### [TASK GOAL]
Every line of the material below in which "save" shows up is to be located and copied.

+++ MATERIAL SUPPLIED

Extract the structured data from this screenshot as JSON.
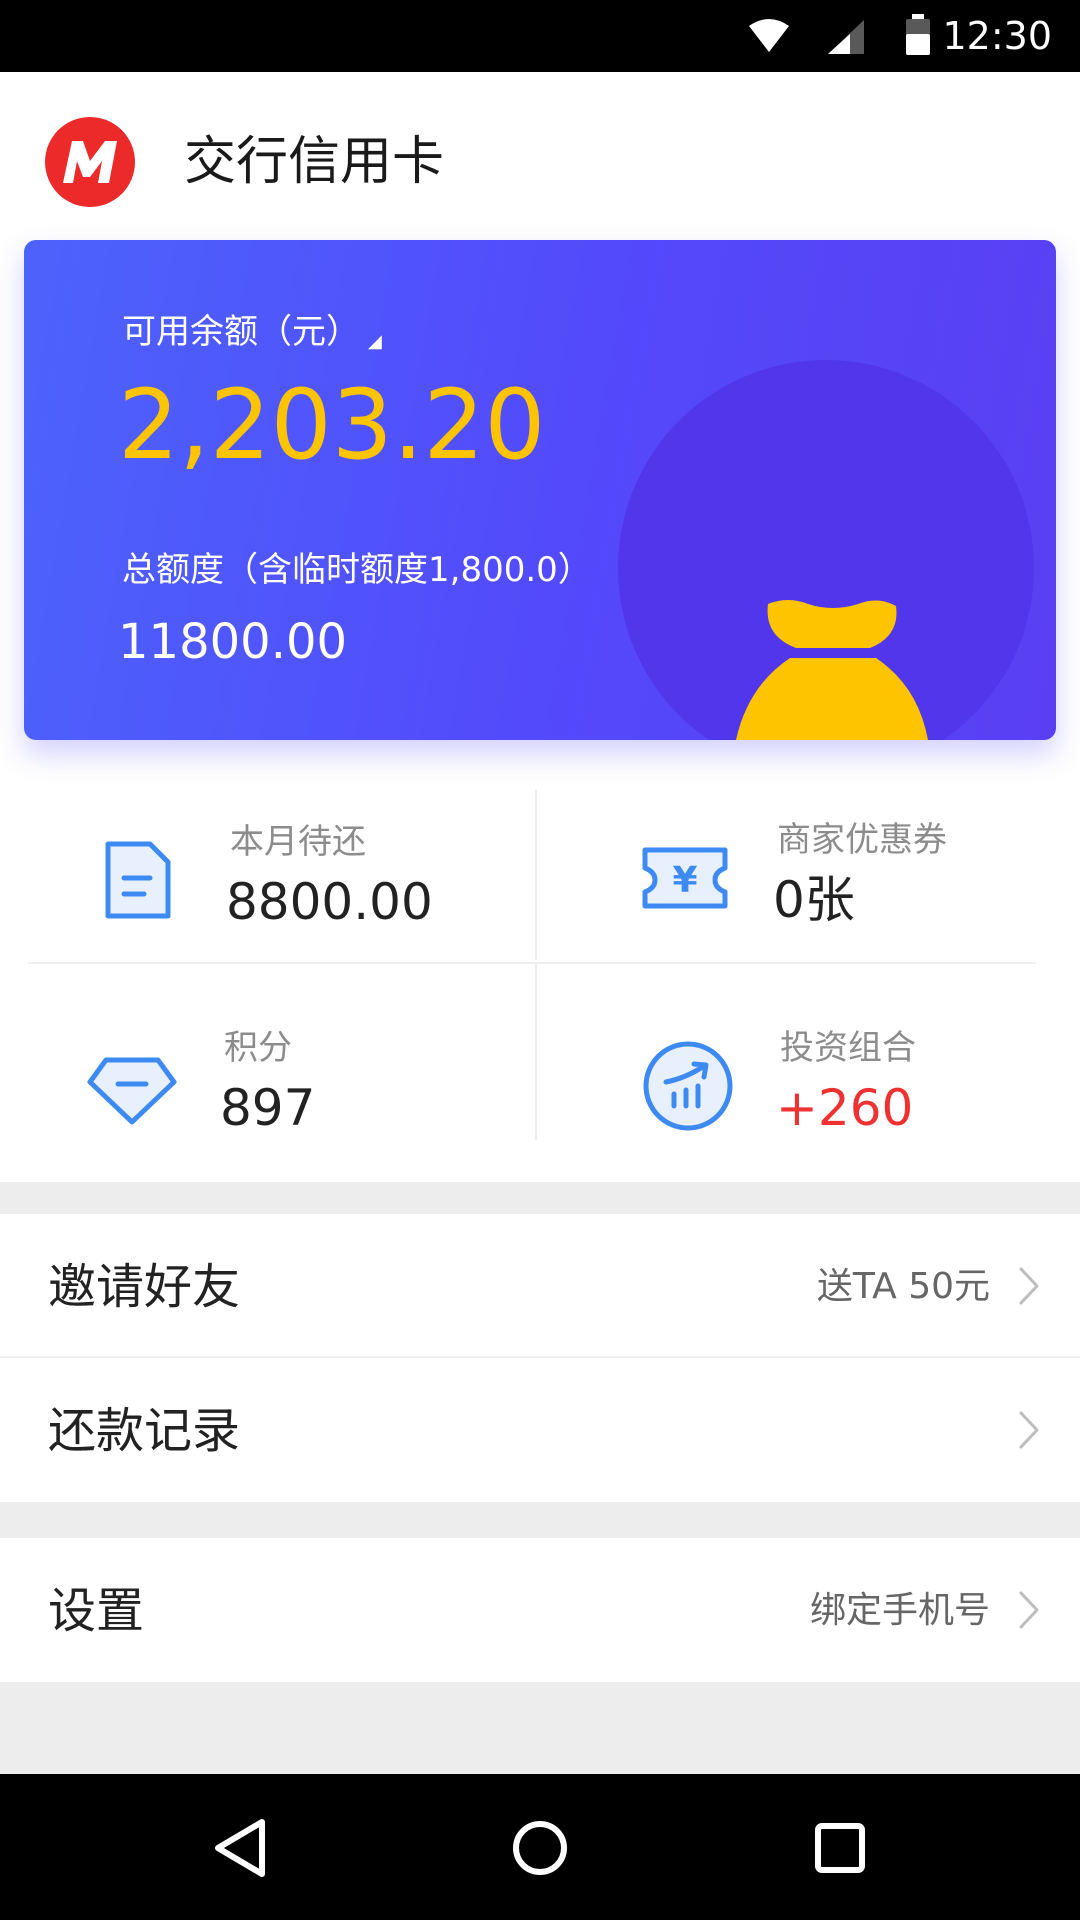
{
  "status_bar": {
    "time": "12:30",
    "icons": [
      "wifi-icon",
      "signal-icon",
      "battery-icon"
    ]
  },
  "header": {
    "logo_icon": "bank-logo-icon",
    "title": "交行信用卡"
  },
  "balance_card": {
    "available_label": "可用余额（元）",
    "available_amount": "2,203.20",
    "total_label": "总额度（含临时额度1,800.0）",
    "total_amount": "11800.00",
    "colors": {
      "gradient_start": "#4c63fb",
      "gradient_end": "#5a3ff2",
      "amount": "#ffc400"
    }
  },
  "stats": [
    {
      "icon": "bill-icon",
      "label": "本月待还",
      "value": "8800.00"
    },
    {
      "icon": "coupon-icon",
      "label": "商家优惠券",
      "value": "0张"
    },
    {
      "icon": "diamond-icon",
      "label": "积分",
      "value": "897"
    },
    {
      "icon": "investment-chart-icon",
      "label": "投资组合",
      "value": "+260"
    }
  ],
  "menu": {
    "invite": {
      "label": "邀请好友",
      "hint": "送TA 50元"
    },
    "repayment_history": {
      "label": "还款记录",
      "hint": ""
    },
    "settings": {
      "label": "设置",
      "hint": "绑定手机号"
    }
  },
  "nav_bar": {
    "buttons": [
      "back-icon",
      "home-icon",
      "recents-icon"
    ]
  },
  "theme": {
    "accent_blue": "#3d8bf2",
    "positive_red": "#ef3131"
  }
}
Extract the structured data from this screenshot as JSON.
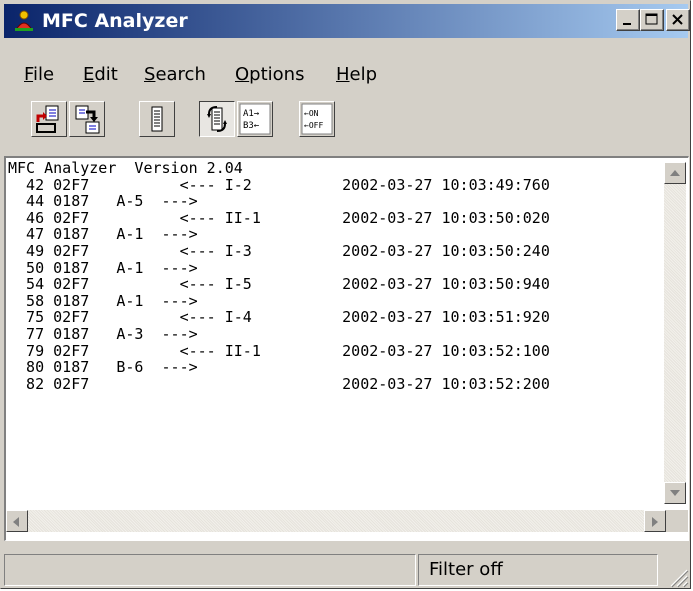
{
  "window": {
    "title": "MFC Analyzer",
    "title_bar_colors": [
      "#0a246a",
      "#a6caf0"
    ]
  },
  "menu": [
    {
      "label": "File",
      "mnemonic": "F",
      "rest": "ile"
    },
    {
      "label": "Edit",
      "mnemonic": "E",
      "rest": "dit"
    },
    {
      "label": "Search",
      "mnemonic": "S",
      "rest": "earch"
    },
    {
      "label": "Options",
      "mnemonic": "O",
      "rest": "ptions"
    },
    {
      "label": "Help",
      "mnemonic": "H",
      "rest": "elp"
    }
  ],
  "toolbar": {
    "buttons": [
      {
        "name": "open-file-button",
        "icon": "open-document-icon",
        "pressed": false
      },
      {
        "name": "save-file-button",
        "icon": "save-document-icon",
        "pressed": false
      },
      {
        "name": "list-view-button",
        "icon": "list-icon",
        "pressed": false
      },
      {
        "name": "auto-scroll-button",
        "icon": "refresh-icon",
        "pressed": true
      },
      {
        "name": "address-toggle-button",
        "icon": "address-arrows-icon",
        "pressed": false,
        "lines": [
          "A1→",
          "B3←"
        ]
      },
      {
        "name": "on-off-toggle-button",
        "icon": "on-off-arrows-icon",
        "pressed": false,
        "lines": [
          "←ON",
          "←OFF"
        ]
      }
    ]
  },
  "log": {
    "lines": [
      "MFC Analyzer  Version 2.04",
      "  42 02F7          <--- I-2          2002-03-27 10:03:49:760",
      "  44 0187   A-5  --->",
      "  46 02F7          <--- II-1         2002-03-27 10:03:50:020",
      "  47 0187   A-1  --->",
      "  49 02F7          <--- I-3          2002-03-27 10:03:50:240",
      "  50 0187   A-1  --->",
      "  54 02F7          <--- I-5          2002-03-27 10:03:50:940",
      "  58 0187   A-1  --->",
      "  75 02F7          <--- I-4          2002-03-27 10:03:51:920",
      "  77 0187   A-3  --->",
      "  79 02F7          <--- II-1         2002-03-27 10:03:52:100",
      "  80 0187   B-6  --->",
      "  82 02F7                            2002-03-27 10:03:52:200"
    ]
  },
  "status": {
    "left": "",
    "filter": "Filter off"
  }
}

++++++

### [ANSWER FOR THIS EXERCISE]
        "name": "save-file-button",
        "icon": "save-document-icon",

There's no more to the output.